### What needs to be done
Among the entries below, tally each line where the word "Actual" appears and state only the total.

[Entries from a dataset of interfaces]
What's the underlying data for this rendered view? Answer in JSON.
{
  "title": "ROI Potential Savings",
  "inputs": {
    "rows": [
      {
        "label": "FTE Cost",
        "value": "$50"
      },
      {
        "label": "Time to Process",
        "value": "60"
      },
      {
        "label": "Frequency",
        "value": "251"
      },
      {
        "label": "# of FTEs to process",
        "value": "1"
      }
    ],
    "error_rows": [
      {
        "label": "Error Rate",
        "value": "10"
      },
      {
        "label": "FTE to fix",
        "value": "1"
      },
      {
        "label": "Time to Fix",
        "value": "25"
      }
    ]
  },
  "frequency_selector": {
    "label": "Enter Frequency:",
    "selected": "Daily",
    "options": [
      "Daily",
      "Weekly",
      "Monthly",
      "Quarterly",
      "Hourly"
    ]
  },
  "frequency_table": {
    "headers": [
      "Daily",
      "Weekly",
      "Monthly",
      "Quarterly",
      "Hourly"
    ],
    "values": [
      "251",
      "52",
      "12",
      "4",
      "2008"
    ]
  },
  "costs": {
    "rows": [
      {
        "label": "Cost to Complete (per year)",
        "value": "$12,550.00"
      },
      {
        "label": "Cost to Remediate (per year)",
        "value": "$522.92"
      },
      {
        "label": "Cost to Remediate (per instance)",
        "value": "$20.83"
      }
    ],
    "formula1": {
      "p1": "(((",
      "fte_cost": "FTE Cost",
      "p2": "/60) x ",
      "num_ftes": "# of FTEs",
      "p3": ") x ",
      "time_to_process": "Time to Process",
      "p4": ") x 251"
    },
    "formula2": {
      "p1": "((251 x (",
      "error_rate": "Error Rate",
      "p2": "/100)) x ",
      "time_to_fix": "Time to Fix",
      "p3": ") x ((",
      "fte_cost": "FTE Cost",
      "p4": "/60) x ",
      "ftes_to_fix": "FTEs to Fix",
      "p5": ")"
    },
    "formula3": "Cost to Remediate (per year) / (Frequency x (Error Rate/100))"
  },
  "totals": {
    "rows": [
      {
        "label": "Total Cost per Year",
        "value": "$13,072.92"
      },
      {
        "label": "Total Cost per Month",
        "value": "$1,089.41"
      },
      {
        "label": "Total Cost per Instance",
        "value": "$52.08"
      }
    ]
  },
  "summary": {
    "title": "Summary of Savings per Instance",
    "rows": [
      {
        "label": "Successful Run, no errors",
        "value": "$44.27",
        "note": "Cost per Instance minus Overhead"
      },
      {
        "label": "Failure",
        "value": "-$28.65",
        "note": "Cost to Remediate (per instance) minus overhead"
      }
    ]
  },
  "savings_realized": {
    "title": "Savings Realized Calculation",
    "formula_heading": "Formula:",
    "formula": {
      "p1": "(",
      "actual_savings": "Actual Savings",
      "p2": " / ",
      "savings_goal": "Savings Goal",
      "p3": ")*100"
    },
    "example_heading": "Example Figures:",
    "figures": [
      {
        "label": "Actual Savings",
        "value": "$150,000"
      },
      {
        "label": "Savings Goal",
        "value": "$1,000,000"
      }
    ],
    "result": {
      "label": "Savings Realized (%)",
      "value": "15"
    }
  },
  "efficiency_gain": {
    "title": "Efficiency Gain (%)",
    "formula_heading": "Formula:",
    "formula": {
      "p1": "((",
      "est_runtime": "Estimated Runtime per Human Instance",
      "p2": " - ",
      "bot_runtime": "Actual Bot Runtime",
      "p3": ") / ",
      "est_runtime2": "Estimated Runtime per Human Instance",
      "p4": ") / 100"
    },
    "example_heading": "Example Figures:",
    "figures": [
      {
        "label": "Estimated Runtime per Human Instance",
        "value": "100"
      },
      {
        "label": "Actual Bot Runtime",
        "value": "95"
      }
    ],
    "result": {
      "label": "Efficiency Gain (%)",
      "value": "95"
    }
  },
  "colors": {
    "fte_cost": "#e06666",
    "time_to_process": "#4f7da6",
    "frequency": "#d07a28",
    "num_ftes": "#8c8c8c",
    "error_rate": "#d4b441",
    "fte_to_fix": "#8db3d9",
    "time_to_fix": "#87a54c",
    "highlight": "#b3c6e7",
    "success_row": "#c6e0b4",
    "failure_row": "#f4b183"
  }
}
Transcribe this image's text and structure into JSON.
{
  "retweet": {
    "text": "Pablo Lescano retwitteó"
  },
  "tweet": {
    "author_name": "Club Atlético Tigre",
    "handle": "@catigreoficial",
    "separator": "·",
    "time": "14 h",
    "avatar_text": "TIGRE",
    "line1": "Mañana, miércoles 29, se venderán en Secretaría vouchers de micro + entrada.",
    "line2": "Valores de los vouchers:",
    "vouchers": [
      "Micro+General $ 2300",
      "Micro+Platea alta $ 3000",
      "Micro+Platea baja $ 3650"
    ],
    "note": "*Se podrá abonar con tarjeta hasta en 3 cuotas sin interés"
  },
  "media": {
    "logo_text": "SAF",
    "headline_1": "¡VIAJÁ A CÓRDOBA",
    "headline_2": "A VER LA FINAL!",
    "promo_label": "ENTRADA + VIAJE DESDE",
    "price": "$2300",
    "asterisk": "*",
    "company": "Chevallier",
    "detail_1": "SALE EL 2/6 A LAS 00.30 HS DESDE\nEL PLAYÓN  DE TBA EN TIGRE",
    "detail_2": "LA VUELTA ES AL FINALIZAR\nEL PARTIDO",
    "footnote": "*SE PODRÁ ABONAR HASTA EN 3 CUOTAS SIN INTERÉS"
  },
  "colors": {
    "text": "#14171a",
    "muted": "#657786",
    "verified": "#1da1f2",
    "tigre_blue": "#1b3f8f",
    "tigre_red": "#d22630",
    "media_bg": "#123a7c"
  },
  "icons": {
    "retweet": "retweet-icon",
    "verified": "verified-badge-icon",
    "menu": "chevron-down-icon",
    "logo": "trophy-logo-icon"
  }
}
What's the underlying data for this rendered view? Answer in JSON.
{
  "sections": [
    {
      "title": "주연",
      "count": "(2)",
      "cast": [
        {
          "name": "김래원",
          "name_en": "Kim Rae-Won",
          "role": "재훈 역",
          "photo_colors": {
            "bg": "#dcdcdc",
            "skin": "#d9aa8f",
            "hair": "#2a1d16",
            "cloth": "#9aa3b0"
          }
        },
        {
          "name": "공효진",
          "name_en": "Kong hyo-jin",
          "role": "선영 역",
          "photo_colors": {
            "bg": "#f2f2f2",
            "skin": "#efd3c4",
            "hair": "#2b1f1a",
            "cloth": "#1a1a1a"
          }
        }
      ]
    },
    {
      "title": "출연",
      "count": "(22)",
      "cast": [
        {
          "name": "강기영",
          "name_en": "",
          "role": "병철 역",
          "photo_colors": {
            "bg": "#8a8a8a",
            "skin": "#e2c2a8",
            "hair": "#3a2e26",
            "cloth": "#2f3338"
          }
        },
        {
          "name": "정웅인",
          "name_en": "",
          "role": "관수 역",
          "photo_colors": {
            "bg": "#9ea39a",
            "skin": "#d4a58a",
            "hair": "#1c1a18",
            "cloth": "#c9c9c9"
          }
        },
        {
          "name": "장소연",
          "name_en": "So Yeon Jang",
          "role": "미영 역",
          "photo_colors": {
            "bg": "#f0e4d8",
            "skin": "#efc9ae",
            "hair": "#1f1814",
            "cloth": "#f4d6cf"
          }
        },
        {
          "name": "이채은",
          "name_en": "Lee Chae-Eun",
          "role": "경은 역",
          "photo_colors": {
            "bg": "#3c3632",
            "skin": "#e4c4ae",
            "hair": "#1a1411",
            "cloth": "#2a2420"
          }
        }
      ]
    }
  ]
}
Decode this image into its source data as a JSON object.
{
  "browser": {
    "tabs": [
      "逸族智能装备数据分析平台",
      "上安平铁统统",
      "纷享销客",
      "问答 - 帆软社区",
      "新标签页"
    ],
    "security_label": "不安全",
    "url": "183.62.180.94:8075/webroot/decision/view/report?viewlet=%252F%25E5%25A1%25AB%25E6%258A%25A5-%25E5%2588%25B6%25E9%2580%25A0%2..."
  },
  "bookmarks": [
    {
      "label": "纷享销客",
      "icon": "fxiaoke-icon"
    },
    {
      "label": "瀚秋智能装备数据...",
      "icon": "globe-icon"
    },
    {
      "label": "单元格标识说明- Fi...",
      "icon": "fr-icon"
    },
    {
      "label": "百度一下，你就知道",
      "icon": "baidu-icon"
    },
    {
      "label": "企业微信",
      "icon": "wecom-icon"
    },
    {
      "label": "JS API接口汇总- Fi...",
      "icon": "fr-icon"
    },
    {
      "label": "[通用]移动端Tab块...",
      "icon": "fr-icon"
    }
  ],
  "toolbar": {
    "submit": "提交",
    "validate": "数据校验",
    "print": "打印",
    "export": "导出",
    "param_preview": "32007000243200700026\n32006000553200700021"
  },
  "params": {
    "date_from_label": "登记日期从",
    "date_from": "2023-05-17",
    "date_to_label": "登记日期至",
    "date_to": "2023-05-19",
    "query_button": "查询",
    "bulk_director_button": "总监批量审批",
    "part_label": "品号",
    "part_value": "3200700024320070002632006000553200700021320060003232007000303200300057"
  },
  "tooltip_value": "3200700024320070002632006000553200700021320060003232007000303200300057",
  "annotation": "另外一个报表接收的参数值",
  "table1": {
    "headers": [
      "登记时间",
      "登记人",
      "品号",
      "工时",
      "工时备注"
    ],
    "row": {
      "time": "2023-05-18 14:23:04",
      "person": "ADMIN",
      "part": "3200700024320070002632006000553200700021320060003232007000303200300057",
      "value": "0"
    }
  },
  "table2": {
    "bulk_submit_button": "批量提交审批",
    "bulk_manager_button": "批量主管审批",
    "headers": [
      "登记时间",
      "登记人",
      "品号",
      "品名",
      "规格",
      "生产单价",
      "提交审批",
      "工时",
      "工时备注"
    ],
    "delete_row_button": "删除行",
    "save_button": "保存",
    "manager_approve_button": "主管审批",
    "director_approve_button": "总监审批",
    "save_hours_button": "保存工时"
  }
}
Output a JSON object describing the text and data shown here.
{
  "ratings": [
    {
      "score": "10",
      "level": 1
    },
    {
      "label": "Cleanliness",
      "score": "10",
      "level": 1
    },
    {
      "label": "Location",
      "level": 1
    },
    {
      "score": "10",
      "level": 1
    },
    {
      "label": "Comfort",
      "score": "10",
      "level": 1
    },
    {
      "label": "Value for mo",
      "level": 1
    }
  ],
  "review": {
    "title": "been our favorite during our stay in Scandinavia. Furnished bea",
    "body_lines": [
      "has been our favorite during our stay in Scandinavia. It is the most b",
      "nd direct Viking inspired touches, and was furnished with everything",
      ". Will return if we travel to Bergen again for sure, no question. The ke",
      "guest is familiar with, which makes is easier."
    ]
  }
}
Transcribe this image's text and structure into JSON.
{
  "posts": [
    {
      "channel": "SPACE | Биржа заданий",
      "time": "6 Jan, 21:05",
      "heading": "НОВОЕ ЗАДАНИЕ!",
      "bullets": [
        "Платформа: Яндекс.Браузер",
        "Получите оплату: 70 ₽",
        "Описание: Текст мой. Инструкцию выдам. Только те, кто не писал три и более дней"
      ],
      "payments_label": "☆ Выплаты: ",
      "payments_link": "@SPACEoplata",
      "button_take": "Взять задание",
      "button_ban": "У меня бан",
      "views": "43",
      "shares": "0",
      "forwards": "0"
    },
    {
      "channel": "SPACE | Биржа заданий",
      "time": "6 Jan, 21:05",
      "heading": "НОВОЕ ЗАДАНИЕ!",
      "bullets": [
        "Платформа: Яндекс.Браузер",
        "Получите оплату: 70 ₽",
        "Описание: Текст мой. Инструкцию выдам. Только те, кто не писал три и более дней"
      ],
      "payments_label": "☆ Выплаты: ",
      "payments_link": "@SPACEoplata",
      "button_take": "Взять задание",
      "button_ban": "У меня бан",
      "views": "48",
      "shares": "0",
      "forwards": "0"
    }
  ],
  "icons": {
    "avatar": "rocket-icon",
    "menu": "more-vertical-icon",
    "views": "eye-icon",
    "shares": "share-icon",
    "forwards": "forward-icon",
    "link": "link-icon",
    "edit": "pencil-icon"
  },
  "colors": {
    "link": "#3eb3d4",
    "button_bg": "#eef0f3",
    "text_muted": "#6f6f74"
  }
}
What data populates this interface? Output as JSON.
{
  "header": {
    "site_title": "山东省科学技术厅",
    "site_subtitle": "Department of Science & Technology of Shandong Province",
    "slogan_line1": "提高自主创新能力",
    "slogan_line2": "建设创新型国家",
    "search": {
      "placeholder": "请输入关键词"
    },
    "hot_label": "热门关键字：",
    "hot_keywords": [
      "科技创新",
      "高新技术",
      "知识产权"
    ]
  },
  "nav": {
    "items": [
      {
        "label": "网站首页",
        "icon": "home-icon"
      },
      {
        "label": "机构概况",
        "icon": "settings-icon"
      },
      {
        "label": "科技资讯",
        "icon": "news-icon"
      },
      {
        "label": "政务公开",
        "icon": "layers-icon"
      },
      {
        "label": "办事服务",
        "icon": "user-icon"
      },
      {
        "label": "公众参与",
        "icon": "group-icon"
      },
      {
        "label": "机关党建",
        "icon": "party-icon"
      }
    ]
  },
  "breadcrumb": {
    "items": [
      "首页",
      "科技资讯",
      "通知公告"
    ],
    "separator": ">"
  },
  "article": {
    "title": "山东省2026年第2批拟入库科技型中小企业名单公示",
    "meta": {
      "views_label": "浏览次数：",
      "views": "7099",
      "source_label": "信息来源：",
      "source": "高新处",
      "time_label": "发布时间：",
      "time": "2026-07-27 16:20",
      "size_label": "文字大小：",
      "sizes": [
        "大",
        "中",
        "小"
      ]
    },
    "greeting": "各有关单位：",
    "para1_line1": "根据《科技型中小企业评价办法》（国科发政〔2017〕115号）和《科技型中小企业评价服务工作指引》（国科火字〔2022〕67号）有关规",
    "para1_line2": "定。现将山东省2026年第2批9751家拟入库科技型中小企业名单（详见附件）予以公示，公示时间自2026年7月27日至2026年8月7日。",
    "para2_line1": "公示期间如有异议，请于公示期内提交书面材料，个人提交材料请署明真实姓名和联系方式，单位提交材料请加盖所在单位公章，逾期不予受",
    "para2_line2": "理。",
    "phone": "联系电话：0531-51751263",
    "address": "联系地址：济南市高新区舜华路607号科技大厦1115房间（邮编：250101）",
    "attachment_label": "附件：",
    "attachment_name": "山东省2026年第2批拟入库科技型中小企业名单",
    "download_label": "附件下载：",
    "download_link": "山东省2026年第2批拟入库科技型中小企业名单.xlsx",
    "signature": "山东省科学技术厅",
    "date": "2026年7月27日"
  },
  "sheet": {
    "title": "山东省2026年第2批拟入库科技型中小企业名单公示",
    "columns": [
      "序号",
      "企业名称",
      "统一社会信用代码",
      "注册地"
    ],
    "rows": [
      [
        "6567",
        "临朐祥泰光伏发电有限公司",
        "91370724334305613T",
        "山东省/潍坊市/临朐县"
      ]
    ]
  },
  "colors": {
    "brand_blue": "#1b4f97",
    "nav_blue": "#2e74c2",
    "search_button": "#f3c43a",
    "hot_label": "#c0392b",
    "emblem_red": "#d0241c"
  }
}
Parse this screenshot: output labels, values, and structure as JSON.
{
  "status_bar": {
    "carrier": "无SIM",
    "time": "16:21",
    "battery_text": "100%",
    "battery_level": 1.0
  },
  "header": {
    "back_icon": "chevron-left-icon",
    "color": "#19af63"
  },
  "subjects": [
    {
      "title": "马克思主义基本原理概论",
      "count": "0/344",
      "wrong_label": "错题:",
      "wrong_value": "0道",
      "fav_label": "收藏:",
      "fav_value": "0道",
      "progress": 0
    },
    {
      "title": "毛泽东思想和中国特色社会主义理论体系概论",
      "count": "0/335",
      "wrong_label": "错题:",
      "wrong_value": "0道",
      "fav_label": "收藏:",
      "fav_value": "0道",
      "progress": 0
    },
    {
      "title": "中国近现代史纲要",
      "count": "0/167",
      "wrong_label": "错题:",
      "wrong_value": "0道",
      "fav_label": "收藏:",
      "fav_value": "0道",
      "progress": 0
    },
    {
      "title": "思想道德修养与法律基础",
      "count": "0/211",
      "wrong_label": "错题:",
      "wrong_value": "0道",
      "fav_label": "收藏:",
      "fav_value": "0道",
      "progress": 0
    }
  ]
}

### Response box
4